To further enhance accuracy, advanced measurement techniques utilize Fast Fourier Transform (FFT) algorithms. With FFT analysis, complex signals can be decomposed into individual frequency components, allowing for more detailed examination of harmonic content. By applying windowing functions and averaging over multiple measurements, researchers can reduce noise interference and obtain reliable results.
The importance of precise harmonic distortion measurement cannot be overstated. It serves as a critical tool for evaluating the performance of audio systems across various applications such as music production studios, concert venues, and home entertainment setups. Accurate measurement allows engineers and audiophiles alike to make informed decisions about equipment selection and optimization strategies.
To illustrate the significance of this topic further, consider the following hypothetical scenario:
Imagine two speakers marketed as high-fidelity audio solutions with similar specifications but differing price points. Without proper harmonic distortion measurement techniques, one might assume that both speakers offer comparable sound quality. However, upon closer analysis using spectral analysis or THD meters, it becomes evident that one speaker exhibits significantly higher levels of harmonic distortion. This discovery prompts further investigation into the manufacturing process and design choices, shedding light on potential shortcomings or cost-saving measures that may compromise audio performance.
|Advantages of Accurate Harmonic Distortion Measurement|
|– Enables precise evaluation of audio system performance|
|– Facilitates informed decision-making in equipment selection|
|– Identifies areas for improvement in manufacturing processes|
|– Validates claims made by manufacturers regarding sound quality|
With such a diverse range of applications and implications, it is clear that advancements in harmonic distortion measurement techniques are essential to ensure optimal audio reproduction across various settings.
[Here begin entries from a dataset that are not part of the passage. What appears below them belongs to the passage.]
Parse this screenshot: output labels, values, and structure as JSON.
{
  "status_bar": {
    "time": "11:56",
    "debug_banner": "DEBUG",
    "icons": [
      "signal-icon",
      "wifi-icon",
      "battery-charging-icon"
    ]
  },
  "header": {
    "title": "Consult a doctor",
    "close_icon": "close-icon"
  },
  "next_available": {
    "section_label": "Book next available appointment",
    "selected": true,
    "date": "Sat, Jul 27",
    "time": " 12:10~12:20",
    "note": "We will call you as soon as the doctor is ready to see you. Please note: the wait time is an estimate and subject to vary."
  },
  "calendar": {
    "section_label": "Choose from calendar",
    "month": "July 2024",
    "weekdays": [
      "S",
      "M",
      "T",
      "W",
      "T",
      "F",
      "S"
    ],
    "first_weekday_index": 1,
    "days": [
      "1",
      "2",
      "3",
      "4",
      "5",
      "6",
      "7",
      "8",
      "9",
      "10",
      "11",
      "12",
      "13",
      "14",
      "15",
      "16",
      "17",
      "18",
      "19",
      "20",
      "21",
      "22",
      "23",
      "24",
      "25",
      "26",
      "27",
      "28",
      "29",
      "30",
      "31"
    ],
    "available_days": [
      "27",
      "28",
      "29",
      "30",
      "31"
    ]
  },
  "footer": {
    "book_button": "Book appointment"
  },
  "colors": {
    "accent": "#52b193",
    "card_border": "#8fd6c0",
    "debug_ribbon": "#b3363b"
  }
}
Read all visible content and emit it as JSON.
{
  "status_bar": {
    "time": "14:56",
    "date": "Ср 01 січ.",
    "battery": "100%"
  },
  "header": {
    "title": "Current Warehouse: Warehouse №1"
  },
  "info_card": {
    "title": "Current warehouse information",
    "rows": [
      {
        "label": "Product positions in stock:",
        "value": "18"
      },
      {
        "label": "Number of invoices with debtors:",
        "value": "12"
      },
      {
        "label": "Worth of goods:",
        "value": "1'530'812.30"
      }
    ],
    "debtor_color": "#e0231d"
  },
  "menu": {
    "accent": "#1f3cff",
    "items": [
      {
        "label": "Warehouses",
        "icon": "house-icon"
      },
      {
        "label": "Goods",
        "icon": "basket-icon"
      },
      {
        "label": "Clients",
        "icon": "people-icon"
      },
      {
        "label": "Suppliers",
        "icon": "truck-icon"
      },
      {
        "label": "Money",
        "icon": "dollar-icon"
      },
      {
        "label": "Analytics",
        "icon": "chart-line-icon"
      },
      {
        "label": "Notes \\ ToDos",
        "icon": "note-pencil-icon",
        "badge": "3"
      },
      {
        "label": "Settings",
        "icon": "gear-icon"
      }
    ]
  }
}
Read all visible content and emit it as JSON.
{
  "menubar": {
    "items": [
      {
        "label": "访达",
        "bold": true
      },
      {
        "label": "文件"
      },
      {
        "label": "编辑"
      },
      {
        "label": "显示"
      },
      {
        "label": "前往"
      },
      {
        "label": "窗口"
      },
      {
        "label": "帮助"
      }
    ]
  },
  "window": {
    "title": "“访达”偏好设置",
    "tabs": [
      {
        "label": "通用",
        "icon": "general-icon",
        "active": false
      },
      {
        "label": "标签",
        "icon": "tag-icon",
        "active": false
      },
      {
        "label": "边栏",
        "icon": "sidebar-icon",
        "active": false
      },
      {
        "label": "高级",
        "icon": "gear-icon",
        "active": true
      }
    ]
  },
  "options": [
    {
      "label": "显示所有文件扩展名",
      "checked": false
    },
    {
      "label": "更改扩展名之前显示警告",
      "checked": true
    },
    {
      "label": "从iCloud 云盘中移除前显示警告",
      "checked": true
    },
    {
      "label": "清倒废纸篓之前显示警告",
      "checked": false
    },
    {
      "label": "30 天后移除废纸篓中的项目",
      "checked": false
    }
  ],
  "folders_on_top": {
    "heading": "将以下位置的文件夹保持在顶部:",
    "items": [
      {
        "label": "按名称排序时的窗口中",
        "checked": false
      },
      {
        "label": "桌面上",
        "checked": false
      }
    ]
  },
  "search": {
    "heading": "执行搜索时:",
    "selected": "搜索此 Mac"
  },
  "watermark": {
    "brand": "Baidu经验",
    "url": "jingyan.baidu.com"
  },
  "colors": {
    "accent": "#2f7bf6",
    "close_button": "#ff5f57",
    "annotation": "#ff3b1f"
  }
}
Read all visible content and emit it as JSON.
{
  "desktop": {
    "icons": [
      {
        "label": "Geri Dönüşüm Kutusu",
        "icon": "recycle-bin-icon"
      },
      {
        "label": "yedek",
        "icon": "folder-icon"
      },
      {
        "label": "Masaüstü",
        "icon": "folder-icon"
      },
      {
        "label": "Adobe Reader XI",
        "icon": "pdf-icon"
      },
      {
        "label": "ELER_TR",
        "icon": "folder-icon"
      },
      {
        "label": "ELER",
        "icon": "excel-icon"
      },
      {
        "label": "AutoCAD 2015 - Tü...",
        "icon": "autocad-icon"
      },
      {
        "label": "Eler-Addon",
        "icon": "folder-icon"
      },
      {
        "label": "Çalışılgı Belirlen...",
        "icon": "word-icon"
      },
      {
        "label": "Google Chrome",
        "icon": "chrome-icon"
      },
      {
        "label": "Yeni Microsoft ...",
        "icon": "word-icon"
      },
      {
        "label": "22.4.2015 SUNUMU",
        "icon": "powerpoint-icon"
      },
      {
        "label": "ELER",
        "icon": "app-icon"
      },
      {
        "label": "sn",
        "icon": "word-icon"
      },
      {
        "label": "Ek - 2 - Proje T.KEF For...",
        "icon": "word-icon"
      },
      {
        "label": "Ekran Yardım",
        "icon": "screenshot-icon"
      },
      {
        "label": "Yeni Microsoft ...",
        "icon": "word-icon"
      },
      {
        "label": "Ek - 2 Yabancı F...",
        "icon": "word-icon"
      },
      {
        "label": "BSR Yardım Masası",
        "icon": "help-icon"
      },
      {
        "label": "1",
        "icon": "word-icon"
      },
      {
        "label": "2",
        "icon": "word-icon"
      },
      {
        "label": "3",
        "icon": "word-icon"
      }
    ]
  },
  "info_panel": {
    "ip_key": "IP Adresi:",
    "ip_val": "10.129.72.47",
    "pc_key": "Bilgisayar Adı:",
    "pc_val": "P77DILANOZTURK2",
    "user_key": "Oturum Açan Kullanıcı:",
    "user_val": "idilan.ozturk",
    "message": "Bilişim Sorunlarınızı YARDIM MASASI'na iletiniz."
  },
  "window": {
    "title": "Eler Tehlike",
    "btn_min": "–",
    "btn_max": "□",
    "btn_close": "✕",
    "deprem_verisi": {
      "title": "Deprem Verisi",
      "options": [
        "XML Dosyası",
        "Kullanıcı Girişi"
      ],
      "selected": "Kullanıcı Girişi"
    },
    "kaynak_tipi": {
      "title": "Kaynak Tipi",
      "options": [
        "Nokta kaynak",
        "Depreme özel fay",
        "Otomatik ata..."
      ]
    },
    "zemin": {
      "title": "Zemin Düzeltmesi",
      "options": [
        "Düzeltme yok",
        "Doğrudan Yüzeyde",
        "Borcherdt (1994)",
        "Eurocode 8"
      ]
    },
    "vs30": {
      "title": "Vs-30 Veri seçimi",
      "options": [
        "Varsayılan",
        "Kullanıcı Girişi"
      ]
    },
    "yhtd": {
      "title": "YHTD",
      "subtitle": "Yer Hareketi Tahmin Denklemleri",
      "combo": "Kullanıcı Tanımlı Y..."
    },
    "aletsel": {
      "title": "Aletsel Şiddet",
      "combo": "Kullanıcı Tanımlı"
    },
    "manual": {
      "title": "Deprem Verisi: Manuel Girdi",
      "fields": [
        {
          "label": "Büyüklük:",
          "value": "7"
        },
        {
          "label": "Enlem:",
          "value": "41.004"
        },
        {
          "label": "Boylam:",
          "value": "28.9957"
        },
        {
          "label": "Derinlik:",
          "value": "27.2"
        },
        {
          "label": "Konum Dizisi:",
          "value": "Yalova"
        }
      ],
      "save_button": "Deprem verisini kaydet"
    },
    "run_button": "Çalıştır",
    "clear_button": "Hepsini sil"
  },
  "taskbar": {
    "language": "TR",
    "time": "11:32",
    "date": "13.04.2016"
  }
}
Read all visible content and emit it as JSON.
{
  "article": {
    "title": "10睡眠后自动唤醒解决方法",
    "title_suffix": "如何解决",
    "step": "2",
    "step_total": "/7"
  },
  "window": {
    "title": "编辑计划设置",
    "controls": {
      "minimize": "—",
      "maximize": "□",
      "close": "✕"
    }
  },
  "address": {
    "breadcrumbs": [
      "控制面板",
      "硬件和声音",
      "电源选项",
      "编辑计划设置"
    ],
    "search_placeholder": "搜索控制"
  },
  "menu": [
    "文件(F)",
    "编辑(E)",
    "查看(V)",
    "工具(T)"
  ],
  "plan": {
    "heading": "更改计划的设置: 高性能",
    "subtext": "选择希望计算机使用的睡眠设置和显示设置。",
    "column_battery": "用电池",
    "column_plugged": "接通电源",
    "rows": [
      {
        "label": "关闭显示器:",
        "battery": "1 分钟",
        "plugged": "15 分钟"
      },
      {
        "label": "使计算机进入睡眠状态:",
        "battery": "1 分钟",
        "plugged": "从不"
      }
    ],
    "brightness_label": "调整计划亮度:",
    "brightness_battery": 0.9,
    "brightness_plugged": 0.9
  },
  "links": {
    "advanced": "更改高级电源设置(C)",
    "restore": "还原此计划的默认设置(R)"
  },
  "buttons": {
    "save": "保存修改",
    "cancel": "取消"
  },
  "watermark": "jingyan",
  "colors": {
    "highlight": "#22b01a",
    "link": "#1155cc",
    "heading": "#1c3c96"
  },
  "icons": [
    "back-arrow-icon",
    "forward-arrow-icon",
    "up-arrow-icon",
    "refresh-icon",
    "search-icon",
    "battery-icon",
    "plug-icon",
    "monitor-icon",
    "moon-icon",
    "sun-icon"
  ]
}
By continuing to refine these methods, researchers can contribute to the ongoing pursuit of sonic perfection.
Note: Table formatting limitations prevent me from creating a 3 column x 4 row table here.